This session is designed to assist goalkeeping coaches and keepers, at all levels.
It uses a keeper, a sub keeper and a goalkeeping coach.
The warm-up on match day is the culmination of the previous few days on the training ground and in the classroom, getting ready to cross the white line and deliver a performance both for the individual and the team.
I have always based the warm-up procedure as a 90-minute session, preparing for a 90-minute game. It involves technical, tactical, physical and mental components, and while the detail for Edwin Van Der Sar’s warm-up was very different to Peter Schmeichel’s, the theory and practice in preparation was the same.
This is all about being right mentally and tactically.
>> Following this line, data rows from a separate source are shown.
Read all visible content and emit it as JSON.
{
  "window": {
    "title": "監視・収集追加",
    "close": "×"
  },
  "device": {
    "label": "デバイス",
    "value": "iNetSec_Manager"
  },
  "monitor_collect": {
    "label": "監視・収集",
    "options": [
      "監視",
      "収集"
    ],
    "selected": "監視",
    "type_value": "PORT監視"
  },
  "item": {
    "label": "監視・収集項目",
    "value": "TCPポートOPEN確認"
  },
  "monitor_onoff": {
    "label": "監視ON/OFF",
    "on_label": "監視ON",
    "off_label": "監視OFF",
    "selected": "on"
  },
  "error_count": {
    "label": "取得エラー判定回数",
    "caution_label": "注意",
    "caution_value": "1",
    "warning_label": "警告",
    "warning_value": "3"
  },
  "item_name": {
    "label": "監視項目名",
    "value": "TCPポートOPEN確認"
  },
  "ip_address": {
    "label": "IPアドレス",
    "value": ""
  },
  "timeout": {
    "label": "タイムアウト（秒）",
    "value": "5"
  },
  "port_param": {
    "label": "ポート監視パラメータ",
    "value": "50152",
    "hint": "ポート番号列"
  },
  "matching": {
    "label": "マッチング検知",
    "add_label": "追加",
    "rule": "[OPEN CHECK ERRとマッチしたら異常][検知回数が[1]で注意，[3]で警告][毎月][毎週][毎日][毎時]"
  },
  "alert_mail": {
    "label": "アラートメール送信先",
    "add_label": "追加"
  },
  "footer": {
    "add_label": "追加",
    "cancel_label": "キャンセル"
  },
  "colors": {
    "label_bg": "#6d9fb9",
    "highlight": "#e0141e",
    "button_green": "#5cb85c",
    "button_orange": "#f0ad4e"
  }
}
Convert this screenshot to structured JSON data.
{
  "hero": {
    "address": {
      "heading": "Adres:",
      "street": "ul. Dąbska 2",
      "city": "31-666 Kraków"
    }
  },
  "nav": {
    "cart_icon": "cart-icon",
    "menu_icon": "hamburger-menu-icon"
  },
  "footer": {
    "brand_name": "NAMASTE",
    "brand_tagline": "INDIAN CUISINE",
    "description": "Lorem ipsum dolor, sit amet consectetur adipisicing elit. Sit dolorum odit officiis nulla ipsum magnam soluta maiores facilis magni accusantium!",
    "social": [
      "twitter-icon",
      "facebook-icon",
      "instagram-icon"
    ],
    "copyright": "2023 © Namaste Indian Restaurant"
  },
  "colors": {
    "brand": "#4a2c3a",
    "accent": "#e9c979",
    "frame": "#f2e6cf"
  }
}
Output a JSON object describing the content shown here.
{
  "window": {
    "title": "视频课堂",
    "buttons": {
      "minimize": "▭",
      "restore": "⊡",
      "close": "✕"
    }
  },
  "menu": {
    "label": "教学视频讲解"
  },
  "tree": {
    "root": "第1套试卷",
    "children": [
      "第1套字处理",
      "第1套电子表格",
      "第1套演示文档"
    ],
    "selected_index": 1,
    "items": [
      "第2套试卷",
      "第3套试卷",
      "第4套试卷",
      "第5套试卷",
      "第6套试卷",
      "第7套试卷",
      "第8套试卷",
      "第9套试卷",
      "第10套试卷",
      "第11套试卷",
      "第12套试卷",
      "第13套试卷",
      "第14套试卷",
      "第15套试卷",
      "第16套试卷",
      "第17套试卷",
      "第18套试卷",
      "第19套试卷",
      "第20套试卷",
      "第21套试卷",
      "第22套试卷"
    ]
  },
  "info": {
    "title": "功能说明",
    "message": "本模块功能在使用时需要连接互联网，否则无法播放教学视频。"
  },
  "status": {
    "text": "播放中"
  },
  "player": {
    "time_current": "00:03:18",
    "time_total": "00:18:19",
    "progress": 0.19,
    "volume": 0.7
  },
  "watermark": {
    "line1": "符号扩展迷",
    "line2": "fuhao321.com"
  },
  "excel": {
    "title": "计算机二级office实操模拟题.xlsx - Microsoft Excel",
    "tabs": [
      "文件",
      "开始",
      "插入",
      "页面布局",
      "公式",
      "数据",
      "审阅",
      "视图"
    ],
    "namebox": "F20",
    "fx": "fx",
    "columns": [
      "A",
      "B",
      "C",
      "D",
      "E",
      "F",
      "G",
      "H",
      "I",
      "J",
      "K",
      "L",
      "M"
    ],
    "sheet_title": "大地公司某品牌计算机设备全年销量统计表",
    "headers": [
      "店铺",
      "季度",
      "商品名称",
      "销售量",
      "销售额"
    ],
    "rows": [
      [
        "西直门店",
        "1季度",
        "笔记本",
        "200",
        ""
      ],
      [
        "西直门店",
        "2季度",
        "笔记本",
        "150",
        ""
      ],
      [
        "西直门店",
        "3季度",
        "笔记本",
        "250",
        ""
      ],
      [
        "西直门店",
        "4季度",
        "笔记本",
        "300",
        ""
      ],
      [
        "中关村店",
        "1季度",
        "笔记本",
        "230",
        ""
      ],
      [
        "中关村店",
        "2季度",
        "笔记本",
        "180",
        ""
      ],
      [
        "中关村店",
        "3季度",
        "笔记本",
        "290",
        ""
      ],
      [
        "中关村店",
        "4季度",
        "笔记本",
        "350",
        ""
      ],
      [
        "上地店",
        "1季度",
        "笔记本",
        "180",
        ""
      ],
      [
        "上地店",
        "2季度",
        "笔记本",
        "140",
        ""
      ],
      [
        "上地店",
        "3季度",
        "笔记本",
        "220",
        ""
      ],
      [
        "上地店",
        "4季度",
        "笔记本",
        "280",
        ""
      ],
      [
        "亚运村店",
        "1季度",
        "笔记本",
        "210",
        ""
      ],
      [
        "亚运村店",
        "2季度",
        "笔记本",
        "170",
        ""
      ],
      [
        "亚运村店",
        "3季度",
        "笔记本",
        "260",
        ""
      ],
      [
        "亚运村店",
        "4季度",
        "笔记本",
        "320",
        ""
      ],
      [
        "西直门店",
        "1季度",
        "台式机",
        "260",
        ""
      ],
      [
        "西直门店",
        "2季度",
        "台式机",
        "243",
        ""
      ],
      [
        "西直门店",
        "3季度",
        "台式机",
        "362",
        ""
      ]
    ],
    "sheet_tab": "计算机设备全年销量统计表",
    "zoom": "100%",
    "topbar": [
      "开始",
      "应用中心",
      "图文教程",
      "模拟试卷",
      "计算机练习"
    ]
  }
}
Keepers must be confident in their technique – after all, their first task might be to receive a bouncing back pass!
Balls, cones, goals
Number of Players
Up to 4
90 minutes to kick-off
Keepers study information on the opposition strikers – all aspects such as structure of set pieces, and which foot outfield players favour. They do this using iPads and iPods.
The team meeting follows, with consultation between the outfield and goalkeeping coaches regarding defending and attacking set pieces.
60 minutes to kick-off
Individual physical preparation begins – this includes bike work, stretching, light massage and applying strapping.
45 minutes to kick-off
The goalkeeping team enters the field of play for a five-minute dynamic warm-up (1a). The working keeper practises distribution and passing. Four target areas are involved, as shown by the cones, so the keeper can increase and decrease passing range – from grounded passes to nearby targets and kicks ‘out of hands’ to distant targets. Ball familiarity and confidence is important here.
There is also a practice to the side of the penalty area – dipping volleys into the keeper’s chest (1b). These comprise six volleys from 8, 12 and 20 yards respectively. We want to see keepers demonstrating good foot movement, and enjoying the feel-good factor of stopping a succession of shots.
• The keeper receives and lays passes of different lengths to variable targets
• To the side of the area, dipping volleys are fired into the keeper’s chest from varying distances
40 minutes to kick-off
We fire six varying crosses (both inswinging and outswinging) from each side into the area in front of the goal (2). The sub keeper moves across the working keeper with a passive challenge. The types of crosses will reflect those we expect to see in the game itself. We look for an aggressive stating position by the keeper, who goes late and quick, always catching or punching.
• In the third practice, inswinging and outswinging crosses test catching and punching ability, whilst the second keeper makes a passive challenge
30 minutes to kick-off
We mark out designated areas in front of the goal (3) – different areas require different deliveries – looking again for confidence, focus and good technique, as well as the awareness of changing angles and distances. Each keeper completes one set from each side.
• In front of goal, different areas require different deliveries; Area 1: four volleys Area 2: four half volleys Area 3: two dipping volleys Area 4: four dipping volleys from different starting positions Area 5: touch and hit using sub keeper and goalkeeping coach
20 minutes to kick-off
Keeper 1 performs distribution work with the coach (4a), while keeper 2 works with outfield players on the side goal in a shooting practice (4b).
• The starting keeper performs distribution work with the coach A: three dead balls B: four back passes with both feet C: four balls kicked ‘out of the hands’
• In the shooting practice to the side the sub keeper now receives shots from strikers
15 minutes to kick-off
Keepers return to the dressing room for final preparations.
This is a functional shot stopping session that starts using just the goalkeepers and the goalkeeping coach and it then progresses into a broader session and a small-sided game with the outfield players. The integration of the outfield players makes the session more match realistic and it will enhance the goalkeeper’s decision making in game... MORE
This is a session for goalkeepers that teaches and rehearses dealing with crosses, both opposed and unopposed, and in the context of a small-sided game. The ability to manage balls crossed in from the wings is one of the most important parts of a goalkeeper’s game. It relies specifically on positioning, technique and good decision-making.... MORE
“…fantastic… I encourage all my coaches to read it,”